Regional Leaders Say No to Proposed Tax on Tap Water
A coalition of business, civic and water industry officials from across San Diego County has joined forces to oppose a proposed $135 million per year tax on drinking water in California that would harm ratepayers and likely result in a flood of additional taxes on the state’s most precious natural resource.
During a news conference this morning at the County Administration Center, regional leaders offered other funding solutions to improve water quality in poor, rural areas of the state without adding another tax burden to residents and businesses in one of the nation’s most expensive states.
Supervisor Kristin Gaspar, chairwoman of the San Diego County Board of Supervisors, joined officials from the San Diego County Water Authority and several of its member agencies, the San Diego County Taxpayers Association, the Industrial Environmental Association, and several other groups. In all, more than 30 agencies and organizations across the region have signed a letter to legislative leaders opposing the drinking water tax plan.
Encinitas City Councilmember Mark Muir, chair of the San Diego County Water Authority’s Board of Directors and a member of the San Dieguito Water District Board, warned that the current water tax proposal would set a dangerous precedent. “It would be the camel’s nose under the tent; what begins as a modest increase could quickly grow larger and larger as more projects and programs try to get into the tent,” he said. “We’ve already seen proposals in Sacramento that could add more than $15 a month to residential water bills.”

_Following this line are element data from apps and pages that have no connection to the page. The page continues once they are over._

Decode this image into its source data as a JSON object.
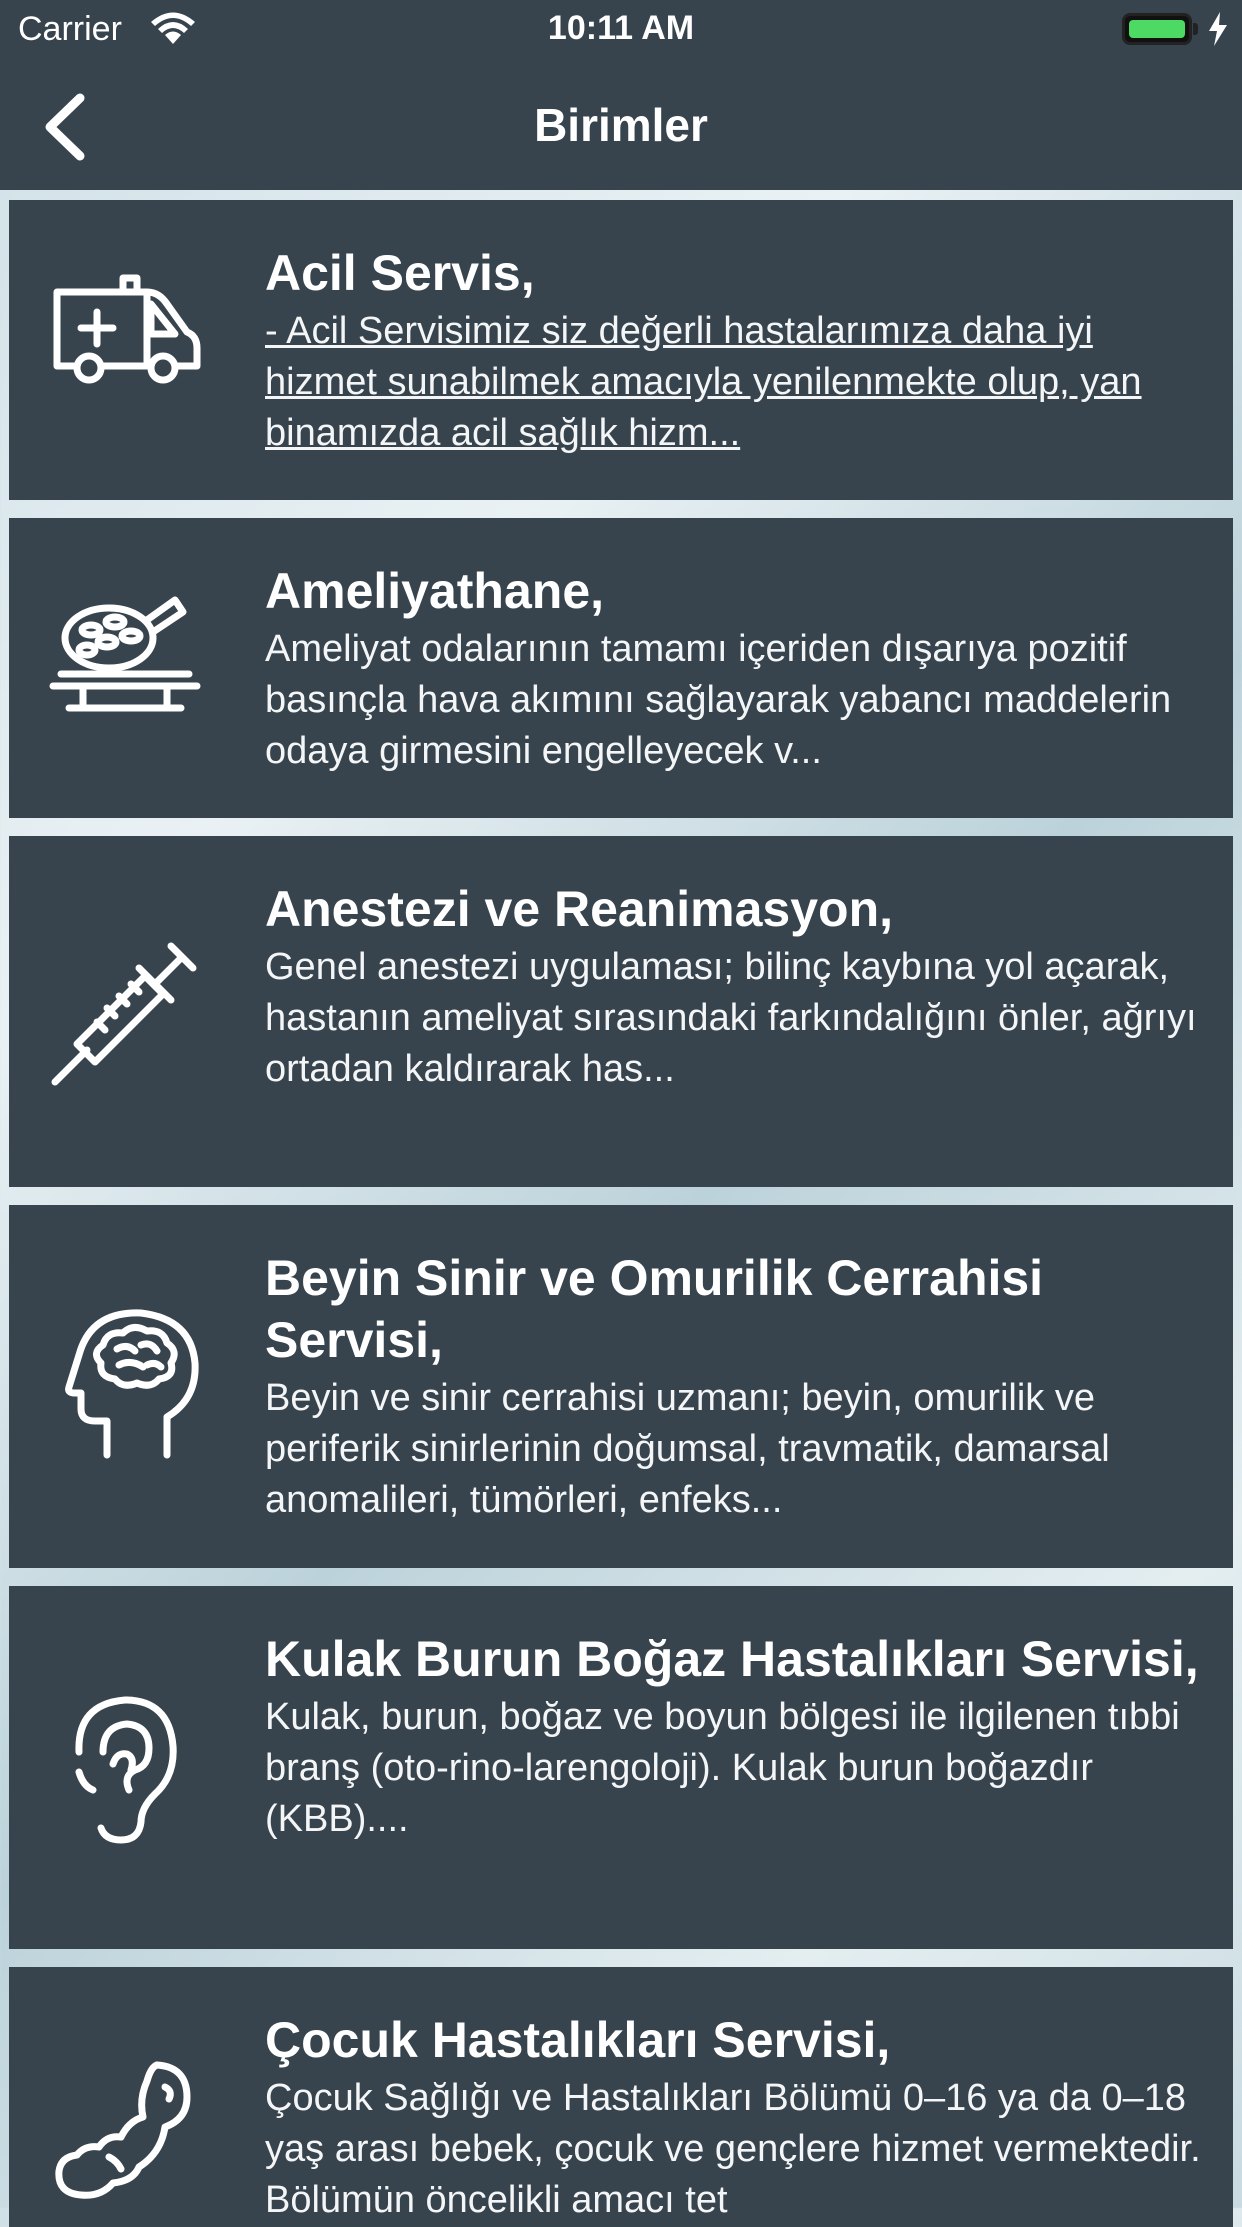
{
  "status_bar": {
    "carrier": "Carrier",
    "time": "10:11 AM",
    "battery_color": "#4cd964"
  },
  "nav": {
    "title": "Birimler",
    "back_icon": "chevron-left-icon"
  },
  "colors": {
    "card_bg": "#37444d",
    "text": "#ffffff"
  },
  "units": [
    {
      "icon": "ambulance-icon",
      "title": "Acil Servis,",
      "description": "- Acil Servisimiz siz değerli hastalarımıza daha iyi hizmet sunabilmek amacıyla yenilenmekte olup, yan binamızda acil sağlık hizm..."
    },
    {
      "icon": "operating-lamp-icon",
      "title": "Ameliyathane,",
      "description": "Ameliyat odalarının tamamı içeriden dışarıya pozitif basınçla hava akımını sağlayarak yabancı maddelerin odaya girmesini engelleyecek v..."
    },
    {
      "icon": "syringe-icon",
      "title": "Anestezi ve Reanimasyon,",
      "description": "Genel anestezi uygulaması; bilinç kaybına yol açarak, hastanın ameliyat sırasındaki farkındalığını önler, ağrıyı ortadan kaldırarak has..."
    },
    {
      "icon": "brain-head-icon",
      "title": "Beyin Sinir ve Omurilik Cerrahisi Servisi,",
      "description": "Beyin ve sinir cerrahisi uzmanı; beyin, omurilik ve periferik sinirlerinin doğumsal, travmatik, damarsal anomalileri, tümörleri, enfeks..."
    },
    {
      "icon": "ear-icon",
      "title": "Kulak Burun Boğaz Hastalıkları Servisi,",
      "description": "Kulak, burun, boğaz ve boyun bölgesi ile ilgilenen tıbbi branş (oto-rino-larengoloji). Kulak burun boğazdır (KBB)...."
    },
    {
      "icon": "baby-icon",
      "title": "Çocuk Hastalıkları Servisi,",
      "description": "Çocuk Sağlığı ve Hastalıkları Bölümü 0–16 ya da 0–18 yaş arası bebek, çocuk ve gençlere hizmet vermektedir. Bölümün öncelikli amacı tet"
    }
  ]
}
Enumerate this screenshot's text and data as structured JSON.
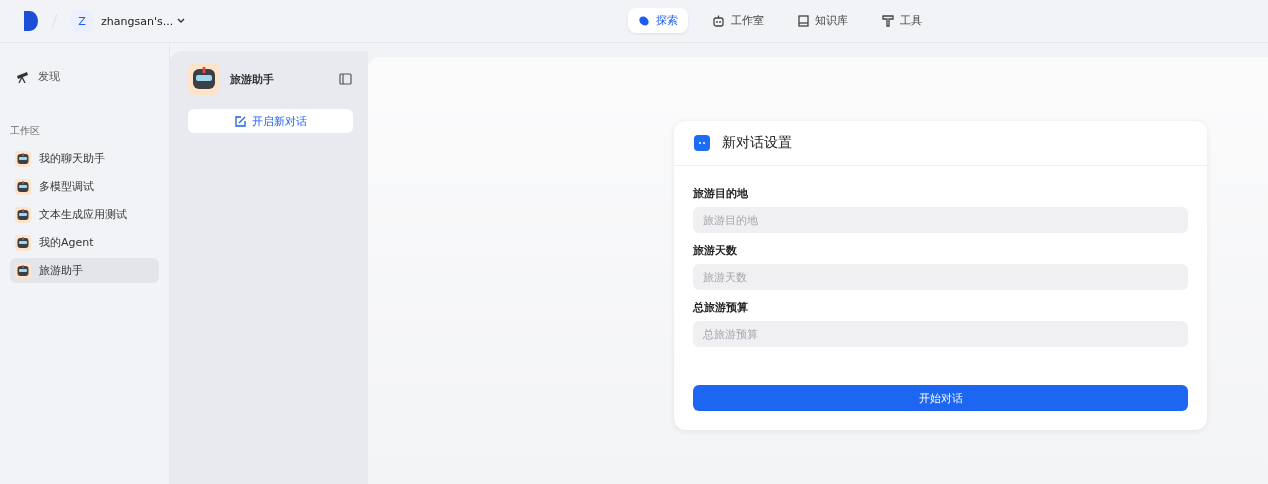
{
  "header": {
    "workspace_initial": "Z",
    "workspace_name": "zhangsan's...",
    "nav": [
      {
        "label": "探索",
        "kind": "explore",
        "selected": true
      },
      {
        "label": "工作室",
        "kind": "studio",
        "selected": false
      },
      {
        "label": "知识库",
        "kind": "knowledge",
        "selected": false
      },
      {
        "label": "工具",
        "kind": "tools",
        "selected": false
      }
    ]
  },
  "sidebar": {
    "discover": "发现",
    "section_title": "工作区",
    "items": [
      {
        "label": "我的聊天助手",
        "selected": false
      },
      {
        "label": "多模型调试",
        "selected": false
      },
      {
        "label": "文本生成应用测试",
        "selected": false
      },
      {
        "label": "我的Agent",
        "selected": false
      },
      {
        "label": "旅游助手",
        "selected": true
      }
    ]
  },
  "app_panel": {
    "app_name": "旅游助手",
    "new_chat_button": "开启新对话"
  },
  "settings_card": {
    "title": "新对话设置",
    "fields": [
      {
        "label": "旅游目的地",
        "placeholder": "旅游目的地"
      },
      {
        "label": "旅游天数",
        "placeholder": "旅游天数"
      },
      {
        "label": "总旅游预算",
        "placeholder": "总旅游预算"
      }
    ],
    "start_button": "开始对话"
  }
}
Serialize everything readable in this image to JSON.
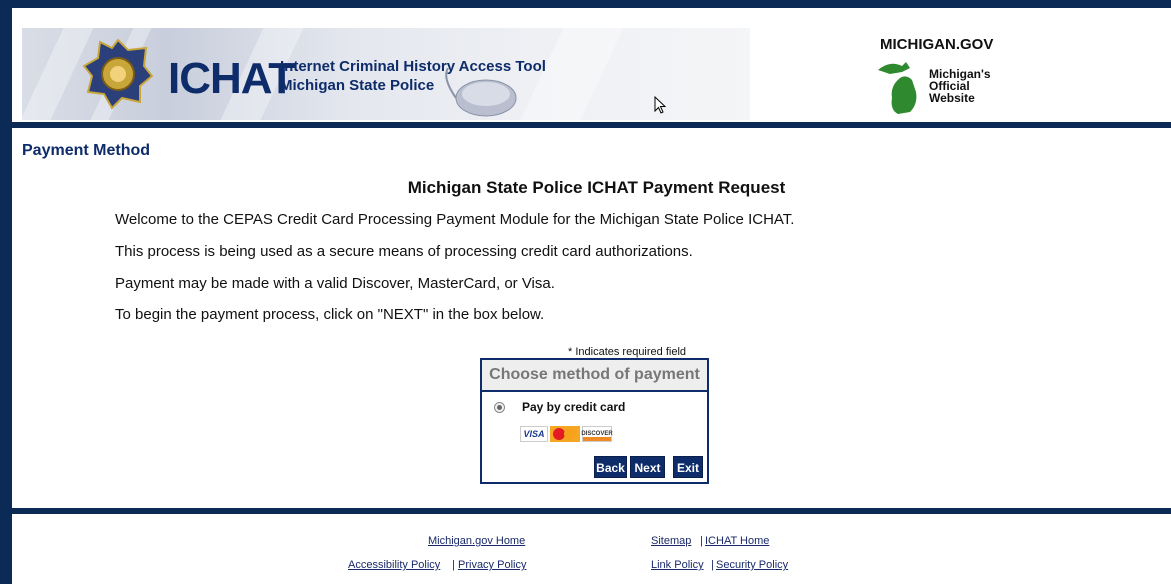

The tax proposal is being advanced through Senate Bill 623 by state Sen. William Monning (Carmel) and a Brown Administration budget trailer bill related to safe drinking water. The drinking water tax would initially raise about $135 million a year to help provide clean, safe water in disadvantaged communities, mostly in the Central and Salinas valleys, where groundwater has been contaminated by farming operations. In addition, approximately $22 million a year would be generated by a tax on fertilizer and confined dairy facilities. State legislators are expected to vote on the tax by mid-June, though the issue could extend into late summer.